Two hours into the flight, now well past midnight, flight attendant passed out overnight water bottles. I flattened my seat for sleep. These older design seats do not have any storage space, a feature that later lie-flat seats touted.
I stretched out my arms and my elbows hit the water bottle on one side and camera on the other. I shuffled around a bit working my way around all the stuff on my seat. I was in love with the pillow. It was comfortable yet supportive! I have to look into the brand/type on my next flight.
I woke up around eight hours into the flight. It was 6 am back home and it was time to wake up. We were north of Scotland and I can tell through the window shade that it was full sun outside.
Despite being down for around five hours, I only had medium quality sleep. The air hissed loudly over my seat, probably an artifact of behind an exit door. My noise reduction headset only dulled the hissing but did not eliminate it.

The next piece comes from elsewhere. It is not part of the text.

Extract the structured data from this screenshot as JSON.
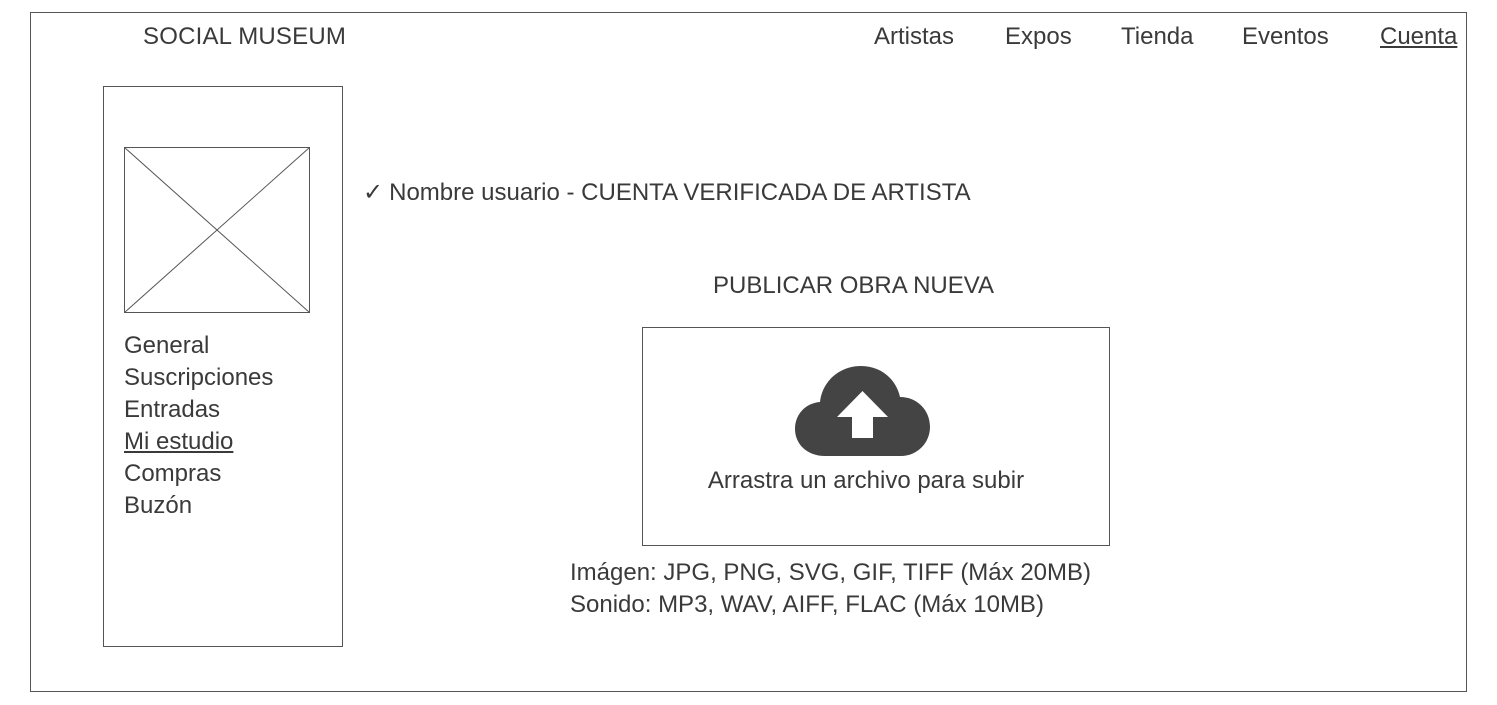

Not only that, lights and noise from the galley next to me woke me on occasion. Such was the price paid for having the engine view. “How did you sleep?” asked a flight attendant. “Just so-so,” I replied. “I understand, it’s hard to sleep in the seat. Can I offer you something to drink?” I was loving the service so far!
About 90 minutes before landing, second meal service began with hot towel. Choices were omelet or cereal with fruit. I went with the omelet. Typically, the pre-arrival meal is the weakest meal of most airlines. My expectation was low.
I was pleasantly surprised after the first cut into my omelet: melted cheese…thick strings of melty cheese. I thought “wow, that’s nice”. And it was delicious! The sausage was not greasy and complemented well with the egg.
A warm cinnamon roll soon joined the limpy croissant. The cinnamon roll was a tasty treat. Of course, I skipped the pathetic croissant. Overall the breakfast was very tasty – I was impressed!
Upon descend and approach to Frankfurt, FO Dave provided the obligatory weather check and followed up with the significance of the 747 at United after 47 years of service. He also noted this being the pilots’ last flight on the 747 and apologized for the delay, saying (using nice words) that it is time for the Queen to retire.
After landing, I made my way back up to the cockpit for another visit. The crew, both pilots and flight attendants, were as enthusiastic and accommodating as ever. They were duly impressed with my continuing trip on the 747 around the world.
United has really stepped up its game with its new Polaris Business Class service. The standout was the meal, easily topping other Business Class competitors I have experienced over the Atlantic.
The dinner entrée choices are unique and imaginative: restaurant-class. The breakfast was high quality as well, a typical let down on most other airlines. Too bad I was asleep and did not try any of the mid-flight snacks.
Just from the sampling I had, I was very impressed with Polaris! Expectations will be high whenever I get a chance to experience Polaris as intended: including the Polaris Lounge and the new Polaris Seats. Until then, United has a great thing going here and the new products can’t come quickly enough for the airline’s premium customers.